We use cookies to ensure that we give you the best experience on our website. If you continue without changing your settings, we will assume that you are happy to receive all cookies.
If you would like to forward this story on to a friend, simply fill in the form below and click send.

Your friend's email:
Your email:
Your name:
 
 
Send Cancel

Equine viral arteritis confirmed in Devon
“A full investigation is continuing to determine the source and possible spread of the infection." (Stock photo)
Mares and stallions ‘should be tested before breeding’
 
Defra has confirmed a case of equine viral arteritis (EVA) in a non-thoroughbred stallion on a premises in Devon.

The horse had close epidemiological links with a premises in Dorset, where the disease was confirmed in three stallions in April.

Restrictions on breeding have been placed on the affected animal to reduce the risk of disease spreading.

Chief veterinary officer Christine Middlemiss said: “A full investigation is continuing to determine the source and possible spread of the infection. Owners of mares and stallions are urged to have their animals tested before they are used for breeding.

“These findings remind us that we must all be vigilant for signs of disease and follow strict biosecurity measures.”

Defra advises the following measures to prevent the spread of EVA:
  • following the Horserace Betting Levy Board Code of Practice
  • testing animals before they are used for breeding
  • considering vaccinating stallions against the disease
  • practising good biosecurity.

EVA is a notifiable disease in all stallions, and in mares that have been mated or inseminated in the previous 14 days. Any suspected cases must be reported to APHA immediately by calling the Defra Rural Services helpline on 03000 200 301. There is no risk to public health.

Become a member or log in to add this story to your CPD history

RSPCA braced for ‘hectic hedgehog month’

News Story 1
 The RSPCA says that it is bracing itself for a ‘hectic hedgehog month’ after calls to the charity about the creatures peaked this time last year.

More than 10,000 calls about hedgehogs were made to the RSPCA’s national helpline in 2018, 1,867 of which were in July. This compares with just 133 calls received in February of the same year.

Evie Button, the RSPCA’s scientific officer, said: “July is our busiest month for hedgehogs. Not only do calls about hedgehogs peak, but so do admissions to our four wildlife centres as members of the public and our own officers bring in orphaned, sick or injured animals for treatment and rehabilitation.” 

Click here for more...
News Shorts
ASF traces found in seized meat at NI airport

More than 300kg of illegal meat and dairy products were seized at Northern Ireland’s airports in June, DAERA has revealed.

A sample of these were tested at the Agri-Food and Biosciences Institute, resulting in the detection of African swine fever DNA fragments.

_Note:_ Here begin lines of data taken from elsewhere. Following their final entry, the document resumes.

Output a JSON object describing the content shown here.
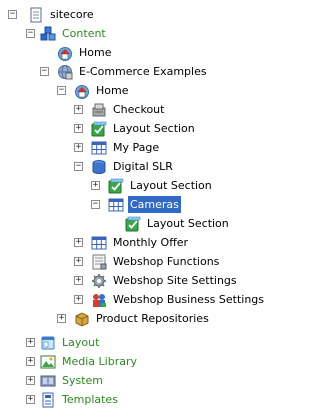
{
  "tree": {
    "nodes": [
      {
        "id": "sitecore",
        "label": "sitecore",
        "icon": "document-icon",
        "expander": "minus",
        "style": "normal"
      },
      {
        "id": "content",
        "label": "Content",
        "icon": "content-cubes-icon",
        "expander": "minus",
        "style": "green"
      },
      {
        "id": "home-1",
        "label": "Home",
        "icon": "home-icon",
        "expander": "",
        "style": "normal"
      },
      {
        "id": "ecommerce-examples",
        "label": "E-Commerce Examples",
        "icon": "globe-icon",
        "expander": "minus",
        "style": "normal"
      },
      {
        "id": "home-2",
        "label": "Home",
        "icon": "home-icon",
        "expander": "minus",
        "style": "normal"
      },
      {
        "id": "checkout",
        "label": "Checkout",
        "icon": "checkout-icon",
        "expander": "plus",
        "style": "normal"
      },
      {
        "id": "layout-section-1",
        "label": "Layout Section",
        "icon": "layout-section-icon",
        "expander": "plus",
        "style": "normal"
      },
      {
        "id": "my-page",
        "label": "My Page",
        "icon": "grid-icon",
        "expander": "plus",
        "style": "normal"
      },
      {
        "id": "digital-slr",
        "label": "Digital SLR",
        "icon": "cylinder-icon",
        "expander": "minus",
        "style": "normal"
      },
      {
        "id": "layout-section-2",
        "label": "Layout Section",
        "icon": "layout-section-icon",
        "expander": "plus",
        "style": "normal"
      },
      {
        "id": "cameras",
        "label": "Cameras",
        "icon": "grid-icon",
        "expander": "minus",
        "style": "selected"
      },
      {
        "id": "layout-section-3",
        "label": "Layout Section",
        "icon": "layout-section-icon",
        "expander": "",
        "style": "normal"
      },
      {
        "id": "monthly-offer",
        "label": "Monthly Offer",
        "icon": "grid-icon",
        "expander": "plus",
        "style": "normal"
      },
      {
        "id": "webshop-functions",
        "label": "Webshop Functions",
        "icon": "functions-icon",
        "expander": "plus",
        "style": "normal"
      },
      {
        "id": "webshop-site-settings",
        "label": "Webshop Site Settings",
        "icon": "settings-gear-icon",
        "expander": "plus",
        "style": "normal"
      },
      {
        "id": "webshop-business-settings",
        "label": "Webshop Business Settings",
        "icon": "business-settings-icon",
        "expander": "plus",
        "style": "normal"
      },
      {
        "id": "product-repositories",
        "label": "Product Repositories",
        "icon": "box-icon",
        "expander": "plus",
        "style": "normal"
      },
      {
        "id": "layout",
        "label": "Layout",
        "icon": "layout-window-icon",
        "expander": "plus",
        "style": "green"
      },
      {
        "id": "media-library",
        "label": "Media Library",
        "icon": "image-icon",
        "expander": "plus",
        "style": "green"
      },
      {
        "id": "system",
        "label": "System",
        "icon": "system-icon",
        "expander": "plus",
        "style": "green"
      },
      {
        "id": "templates",
        "label": "Templates",
        "icon": "templates-icon",
        "expander": "plus",
        "style": "green"
      }
    ]
  },
  "colors": {
    "green_text": "#2b8a1e",
    "selected_background": "#316ac5",
    "selected_text": "#ffffff"
  }
}
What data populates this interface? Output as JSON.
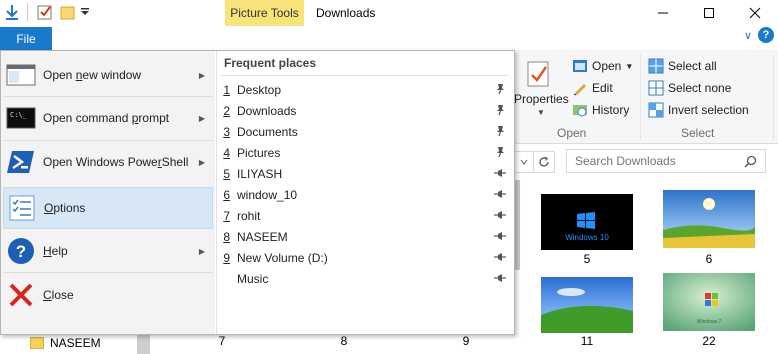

DAERA said that while the discovery does not pose a significant threat to Northern Ireland’s animal health status, it underlines the importance of controls placed on personal imports of meat and dairy products. Holidaymakers travelling overseas are being reminded not to bring any animal or plant products back home.